Inclusivity embraces; bonding solidifies relationships says Dr. Martinez. He further elaborates that both inclusivity and bonding require openness and tolerance to connect with others. Bonding is dependent on the triumphs and tribulations that a group experiences. If you do not experience life together and share the daily joys and sorrows, you no longer develop a caring co-authorship with your children and grandchildren. Bonding is ruptured and you feel excluded from their life. You become irrelevant.
Many aging parents, to forge this bonding, bribe their children by offering free babysitting and housekeeping services. While the children are grateful, they want the parents to stay in their lanes and not overstep the boundaries in their parenting, marriage, etc. Parents feel resentful that their wisdom is not heeded and the children instead turn to the wisdom of Google search rather than listen to their sage advice. The parents start to feel like glorified servants and struggle to stay relevant by grasping for power and control. At this juncture, curiosity — which is the third component of affiliation gets too much and starts to look like too much inquisitiveness, gossiping, and interference. A cycle of pursuing and withdrawing ensues with the children withdrawing and their aging parents pursuing them with a vengeance.
These issues are not restricted to just my culture. It is a universal pattern these days across all cultures. As a psychotherapist, I have the honor of working with people across many cultures, and I see this struggle with many aging parents. It is especially pronounced in women who strongly identified with their role as a mother and were stay-at-home moms. They have the biggest identity crisis when their role as the family matriarch is threatened with extinction. The fathers also struggle, especially after they retire without having developed any hobbies, community, and sometimes not having close ties to their children.

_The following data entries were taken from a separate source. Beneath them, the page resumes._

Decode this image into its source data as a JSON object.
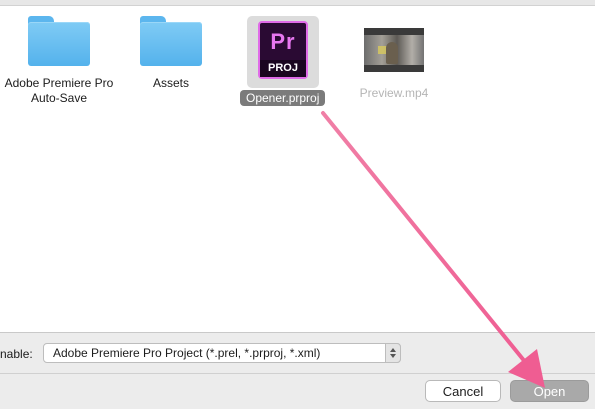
{
  "files": [
    {
      "name": "Adobe Premiere Pro Auto-Save",
      "kind": "folder",
      "selected": false,
      "dimmed": false
    },
    {
      "name": "Assets",
      "kind": "folder",
      "selected": false,
      "dimmed": false
    },
    {
      "name": "Opener.prproj",
      "kind": "premiere-project",
      "selected": true,
      "dimmed": false,
      "icon_text": "Pr",
      "icon_sub": "PROJ"
    },
    {
      "name": "Preview.mp4",
      "kind": "video",
      "selected": false,
      "dimmed": true
    }
  ],
  "footer": {
    "enable_label": "nable:",
    "file_type_value": "Adobe Premiere Pro Project (*.prel, *.prproj, *.xml)",
    "cancel_label": "Cancel",
    "open_label": "Open"
  },
  "colors": {
    "folder": "#5cb6ee",
    "premiere_accent": "#e06be8",
    "annotation_arrow": "#f0699b",
    "selection_label": "#7b7b7b"
  },
  "annotation": {
    "type": "arrow",
    "from": "Opener.prproj",
    "to": "Open"
  }
}
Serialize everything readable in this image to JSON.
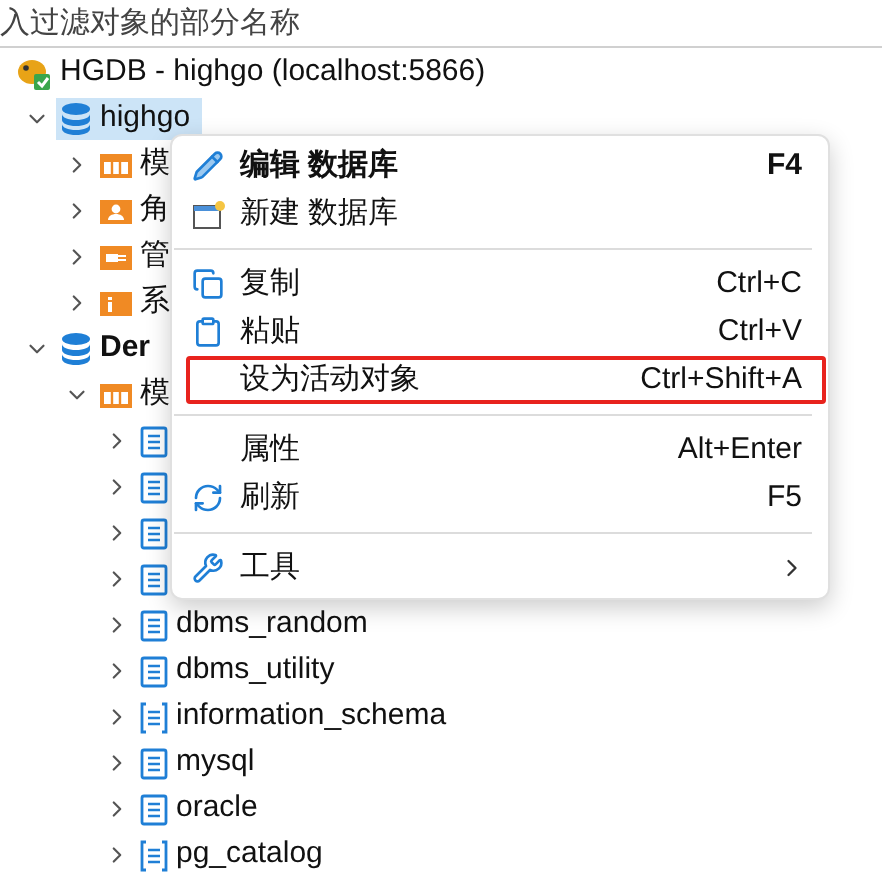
{
  "filter": {
    "placeholder": "入过滤对象的部分名称"
  },
  "tree": [
    {
      "kind": "connection",
      "label": "HGDB - highgo (localhost:5866)",
      "children": [
        {
          "kind": "database",
          "label": "highgo",
          "expanded": true,
          "selected": true,
          "children": [
            {
              "kind": "schemas",
              "label": "模",
              "expanded": false,
              "selected": false
            },
            {
              "kind": "roles",
              "label": "角",
              "expanded": false,
              "selected": false
            },
            {
              "kind": "admin",
              "label": "管",
              "expanded": false,
              "selected": false
            },
            {
              "kind": "system",
              "label": "系",
              "expanded": false,
              "selected": false
            }
          ]
        },
        {
          "kind": "database",
          "label": "Der",
          "expanded": true,
          "selected": false,
          "bold": true,
          "children": [
            {
              "kind": "schemas",
              "label": "模",
              "expanded": true,
              "selected": false,
              "children": [
                {
                  "kind": "schema",
                  "expanded": false,
                  "selected": false
                },
                {
                  "kind": "schema",
                  "expanded": false,
                  "selected": false
                },
                {
                  "kind": "schema",
                  "expanded": false,
                  "selected": false
                },
                {
                  "kind": "schema",
                  "expanded": false,
                  "selected": false
                },
                {
                  "kind": "schema",
                  "label": "dbms_random",
                  "expanded": false,
                  "selected": false
                },
                {
                  "kind": "schema",
                  "label": "dbms_utility",
                  "expanded": false,
                  "selected": false
                },
                {
                  "kind": "system_schema",
                  "label": "information_schema",
                  "expanded": false,
                  "selected": false
                },
                {
                  "kind": "schema",
                  "label": "mysql",
                  "expanded": false,
                  "selected": false
                },
                {
                  "kind": "schema",
                  "label": "oracle",
                  "expanded": false,
                  "selected": false
                },
                {
                  "kind": "system_schema",
                  "label": "pg_catalog",
                  "expanded": false,
                  "selected": false
                }
              ]
            }
          ]
        }
      ]
    }
  ],
  "context_menu": [
    {
      "kind": "edit",
      "label": "编辑 数据库",
      "shortcut": "F4",
      "bold": true,
      "highlighted": false
    },
    {
      "kind": "new",
      "label": "新建 数据库",
      "bold": false,
      "highlighted": false
    },
    {
      "kind": "separator"
    },
    {
      "kind": "copy",
      "label": "复制",
      "shortcut": "Ctrl+C",
      "bold": false,
      "highlighted": false
    },
    {
      "kind": "paste",
      "label": "粘贴",
      "shortcut": "Ctrl+V",
      "bold": false,
      "highlighted": false
    },
    {
      "kind": "plain",
      "label": "设为活动对象",
      "shortcut": "Ctrl+Shift+A",
      "bold": false,
      "highlighted": true
    },
    {
      "kind": "separator"
    },
    {
      "kind": "plain",
      "label": "属性",
      "shortcut": "Alt+Enter",
      "bold": false,
      "highlighted": false
    },
    {
      "kind": "refresh",
      "label": "刷新",
      "shortcut": "F5",
      "bold": false,
      "highlighted": false
    },
    {
      "kind": "separator"
    },
    {
      "kind": "tools",
      "label": "工具",
      "submenu": true,
      "bold": false,
      "highlighted": false
    }
  ]
}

Once I understood my mother’s rage in this context, I found myself empathizing with her struggle and finding compassion for her grief and loss. At the same time, I also realized that we are all fully responsible for the reality that we are co-creating for ourselves. All of us get attached to our narratives, our beliefs, and our perspectives and feel trapped by our choices. My aging relatives were trapped in their narratives and their choices. I realized that if we can allow ourselves to be a bit more open to a different perspective, and a different narrative and find some healthy exits out of our cultural traps, then it is possible for us to get our need for relevance and affiliation met through a healthy compromise. With patience and compassion, I was then able to reach my mother by breaking through her reptilian defenses and helping her find more agency in fulfilling her need for affiliation in healthier ways. It’s not perfect, and neither is it fully solved; however, she has taken the first step in the right direction. And that is good enough … for NOW.
Vinutha Mohan is a California-based licensed marriage and family therapist specializing in trauma. Before her avatar as a therapist, she spent over 15 years in the corporate world.